··· Records for the task

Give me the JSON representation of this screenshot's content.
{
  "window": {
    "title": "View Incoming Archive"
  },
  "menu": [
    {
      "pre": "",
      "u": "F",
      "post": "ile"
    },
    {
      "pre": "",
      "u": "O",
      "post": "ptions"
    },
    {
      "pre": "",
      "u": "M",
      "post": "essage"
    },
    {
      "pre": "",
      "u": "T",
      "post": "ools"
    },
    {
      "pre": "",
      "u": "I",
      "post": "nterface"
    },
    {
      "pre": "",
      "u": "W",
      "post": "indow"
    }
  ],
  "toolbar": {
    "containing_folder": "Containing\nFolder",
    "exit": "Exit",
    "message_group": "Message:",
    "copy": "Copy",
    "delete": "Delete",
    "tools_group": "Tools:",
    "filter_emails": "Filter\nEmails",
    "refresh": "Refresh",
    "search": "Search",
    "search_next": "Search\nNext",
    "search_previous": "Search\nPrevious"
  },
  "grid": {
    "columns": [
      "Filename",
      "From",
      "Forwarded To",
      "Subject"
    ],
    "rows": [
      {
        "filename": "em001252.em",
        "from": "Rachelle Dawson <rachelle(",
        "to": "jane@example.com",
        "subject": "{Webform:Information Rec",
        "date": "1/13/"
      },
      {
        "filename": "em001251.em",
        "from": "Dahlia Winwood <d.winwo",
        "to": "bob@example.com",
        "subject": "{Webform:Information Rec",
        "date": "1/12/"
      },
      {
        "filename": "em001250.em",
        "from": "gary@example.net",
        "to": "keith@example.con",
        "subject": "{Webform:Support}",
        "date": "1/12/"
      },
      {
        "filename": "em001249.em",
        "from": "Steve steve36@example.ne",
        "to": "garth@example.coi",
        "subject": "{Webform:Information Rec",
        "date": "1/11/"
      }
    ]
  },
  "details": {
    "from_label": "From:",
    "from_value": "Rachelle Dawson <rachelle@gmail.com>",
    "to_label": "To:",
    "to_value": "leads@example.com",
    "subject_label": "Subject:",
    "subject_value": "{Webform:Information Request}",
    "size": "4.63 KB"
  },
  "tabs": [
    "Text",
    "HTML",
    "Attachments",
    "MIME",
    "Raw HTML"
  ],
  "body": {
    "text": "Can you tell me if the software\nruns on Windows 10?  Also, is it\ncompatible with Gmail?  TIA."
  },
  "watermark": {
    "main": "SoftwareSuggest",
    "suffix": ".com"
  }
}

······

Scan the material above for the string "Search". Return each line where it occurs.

## [Response to this exercise]
    "search": "Search",
    "search_next": "Search\nNext",
    "search_previous": "Search\nPrevious"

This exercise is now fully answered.